Aside from proper cultural management, pruning off spent foliage, dead flowers, and stems proves, to be the best way to revive a rather dull-looking hoya plant.
Why is my Hoya Tricolor dying?
A dying Hoya tricolor plant may be a sign of infestation or root rotting. Avoid overwatering at all costs and regularly check for signs of a disease or of any feeding insects.
Why is my Hoya Tricolor drooping?
Drooping leaves may be caused by overwatering and underwatering. Be sure to water the plant as needed and repel any insects that may accumulate and feed on the plant.
How cold can Hoya Tricolor tolerate?
Do not let the temperatures go below 50ºF (10ºF) as this may be damaging to the plant. The hoya tricolor plant is quite susceptible to freezing injury so be sure to avoid extreme cold.
How to get rid of pests on Hoya Tricolor?
A natural way to get rid of pests is the use of horticultural oils like neem oil.
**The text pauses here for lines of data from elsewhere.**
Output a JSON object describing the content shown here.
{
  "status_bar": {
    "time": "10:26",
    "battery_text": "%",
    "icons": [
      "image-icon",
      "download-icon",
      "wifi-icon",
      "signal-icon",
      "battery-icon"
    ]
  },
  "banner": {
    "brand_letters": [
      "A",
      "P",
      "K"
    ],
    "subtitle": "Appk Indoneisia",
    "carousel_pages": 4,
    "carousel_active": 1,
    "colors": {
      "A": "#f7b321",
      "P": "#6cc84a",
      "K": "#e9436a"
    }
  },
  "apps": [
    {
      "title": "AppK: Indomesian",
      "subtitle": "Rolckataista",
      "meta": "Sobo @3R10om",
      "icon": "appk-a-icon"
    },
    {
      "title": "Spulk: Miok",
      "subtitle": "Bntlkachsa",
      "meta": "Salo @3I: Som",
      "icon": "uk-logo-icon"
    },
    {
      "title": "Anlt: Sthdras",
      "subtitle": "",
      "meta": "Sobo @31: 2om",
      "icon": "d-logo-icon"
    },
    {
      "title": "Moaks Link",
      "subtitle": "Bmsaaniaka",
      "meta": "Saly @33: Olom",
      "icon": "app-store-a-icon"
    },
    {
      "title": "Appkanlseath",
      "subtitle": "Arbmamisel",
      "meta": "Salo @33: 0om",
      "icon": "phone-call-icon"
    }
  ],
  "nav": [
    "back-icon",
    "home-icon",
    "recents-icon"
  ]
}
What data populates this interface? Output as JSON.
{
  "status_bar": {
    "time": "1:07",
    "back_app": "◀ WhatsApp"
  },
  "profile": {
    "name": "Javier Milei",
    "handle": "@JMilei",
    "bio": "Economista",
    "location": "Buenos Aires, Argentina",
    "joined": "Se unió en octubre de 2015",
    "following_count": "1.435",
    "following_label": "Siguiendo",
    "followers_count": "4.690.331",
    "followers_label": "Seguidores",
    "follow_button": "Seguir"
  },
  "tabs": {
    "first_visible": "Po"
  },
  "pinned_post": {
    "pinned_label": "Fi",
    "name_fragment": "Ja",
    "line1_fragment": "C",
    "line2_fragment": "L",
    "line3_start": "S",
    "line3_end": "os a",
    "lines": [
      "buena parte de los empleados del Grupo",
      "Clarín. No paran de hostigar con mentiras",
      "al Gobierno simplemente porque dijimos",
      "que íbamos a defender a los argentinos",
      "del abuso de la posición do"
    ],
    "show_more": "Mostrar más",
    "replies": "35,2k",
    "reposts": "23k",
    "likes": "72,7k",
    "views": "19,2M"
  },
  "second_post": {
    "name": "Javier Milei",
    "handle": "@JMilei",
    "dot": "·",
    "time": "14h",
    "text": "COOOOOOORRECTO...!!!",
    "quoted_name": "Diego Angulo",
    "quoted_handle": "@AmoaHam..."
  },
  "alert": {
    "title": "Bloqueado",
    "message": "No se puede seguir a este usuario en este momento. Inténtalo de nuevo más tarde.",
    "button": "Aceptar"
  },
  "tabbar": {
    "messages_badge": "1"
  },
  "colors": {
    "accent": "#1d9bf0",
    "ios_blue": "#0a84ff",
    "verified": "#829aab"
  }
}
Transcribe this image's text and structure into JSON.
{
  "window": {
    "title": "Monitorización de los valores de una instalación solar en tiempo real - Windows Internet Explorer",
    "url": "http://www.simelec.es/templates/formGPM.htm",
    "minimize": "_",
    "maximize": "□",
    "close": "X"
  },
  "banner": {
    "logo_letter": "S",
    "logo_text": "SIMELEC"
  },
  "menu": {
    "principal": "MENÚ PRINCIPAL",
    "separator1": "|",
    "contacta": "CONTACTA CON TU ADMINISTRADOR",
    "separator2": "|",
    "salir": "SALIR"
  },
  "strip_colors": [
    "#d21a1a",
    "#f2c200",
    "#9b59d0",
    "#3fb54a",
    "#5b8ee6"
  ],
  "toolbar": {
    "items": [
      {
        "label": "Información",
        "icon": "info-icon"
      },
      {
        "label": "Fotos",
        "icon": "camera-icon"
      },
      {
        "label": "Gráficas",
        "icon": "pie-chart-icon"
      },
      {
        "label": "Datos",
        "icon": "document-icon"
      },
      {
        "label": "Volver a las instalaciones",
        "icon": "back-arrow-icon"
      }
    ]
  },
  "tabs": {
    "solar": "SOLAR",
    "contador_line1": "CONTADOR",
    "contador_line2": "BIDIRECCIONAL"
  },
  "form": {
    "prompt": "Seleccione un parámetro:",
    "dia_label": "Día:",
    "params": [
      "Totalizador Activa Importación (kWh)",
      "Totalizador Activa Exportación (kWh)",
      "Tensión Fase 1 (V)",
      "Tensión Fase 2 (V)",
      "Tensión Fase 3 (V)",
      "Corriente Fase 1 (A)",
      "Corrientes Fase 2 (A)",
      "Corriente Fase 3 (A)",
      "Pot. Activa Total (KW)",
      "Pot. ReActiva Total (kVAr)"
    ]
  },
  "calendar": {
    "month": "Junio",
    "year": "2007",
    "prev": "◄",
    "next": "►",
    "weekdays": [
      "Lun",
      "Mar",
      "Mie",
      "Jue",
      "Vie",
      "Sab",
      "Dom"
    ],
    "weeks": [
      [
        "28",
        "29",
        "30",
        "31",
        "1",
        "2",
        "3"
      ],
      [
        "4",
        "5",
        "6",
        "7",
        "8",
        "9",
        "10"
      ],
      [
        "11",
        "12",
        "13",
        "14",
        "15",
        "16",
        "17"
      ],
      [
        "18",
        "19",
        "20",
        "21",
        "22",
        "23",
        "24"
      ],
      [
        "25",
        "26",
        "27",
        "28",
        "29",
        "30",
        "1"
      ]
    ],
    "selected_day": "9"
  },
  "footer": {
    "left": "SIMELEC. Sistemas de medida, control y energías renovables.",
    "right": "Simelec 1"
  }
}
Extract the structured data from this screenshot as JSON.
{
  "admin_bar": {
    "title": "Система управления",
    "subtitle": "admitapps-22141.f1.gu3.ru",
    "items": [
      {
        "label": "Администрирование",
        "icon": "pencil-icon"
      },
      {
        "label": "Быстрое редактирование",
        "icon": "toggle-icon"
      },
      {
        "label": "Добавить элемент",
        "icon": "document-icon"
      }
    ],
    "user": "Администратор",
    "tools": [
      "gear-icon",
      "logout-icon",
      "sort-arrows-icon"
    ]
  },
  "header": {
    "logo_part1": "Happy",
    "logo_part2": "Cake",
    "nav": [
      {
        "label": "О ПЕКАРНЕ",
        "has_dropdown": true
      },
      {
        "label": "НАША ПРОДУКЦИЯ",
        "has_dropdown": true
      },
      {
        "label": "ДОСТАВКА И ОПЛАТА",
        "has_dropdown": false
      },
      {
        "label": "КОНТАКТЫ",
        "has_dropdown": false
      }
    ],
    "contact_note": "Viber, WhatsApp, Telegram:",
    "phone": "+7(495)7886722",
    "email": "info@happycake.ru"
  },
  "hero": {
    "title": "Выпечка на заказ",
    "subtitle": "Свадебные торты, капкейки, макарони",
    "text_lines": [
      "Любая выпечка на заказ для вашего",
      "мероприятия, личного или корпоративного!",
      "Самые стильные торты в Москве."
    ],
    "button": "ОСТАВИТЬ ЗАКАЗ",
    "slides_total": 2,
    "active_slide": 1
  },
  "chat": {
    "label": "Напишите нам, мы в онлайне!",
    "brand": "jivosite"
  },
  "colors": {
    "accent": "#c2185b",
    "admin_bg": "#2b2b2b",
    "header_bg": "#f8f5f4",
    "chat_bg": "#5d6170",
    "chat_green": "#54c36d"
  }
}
You can spray it on the leaves or use it to wipe the surface.
Is Hoya Tricolor toxic to cats?
No. The Hoya Tricolor has no known toxicity to cats and is thus safe to grow indoors. However, the plant should not be ingested as it may still cause some reactions.
Is Hoya Tricolor toxic to dogs?
No. The Hoya Tricolor has no known toxicity to dogs and is therefore considered a safe plant to have around. However, the plant should not be ingested as it may still cause adverse reactions.
Is Hoya Tricolor toxic to children?
No. The Hoya Tricolor plant is not considered toxic, but it may still cause symptoms such as vomiting, diarrhea, and nausea, especially in small children.
Is Hoya Tricolor toxic to humans?
No. The Hoya Tricolor is not considered toxic to humans, but ingesting it should still be prevented as it may still cause adverse reactions to certain individuals.
Does Hoya Tricolor have a scent?
Yes. The Hoya carnosa Variegata produces small clusters of flowers that have some sweet smell and are reportedly similar to that of honey and chocolate.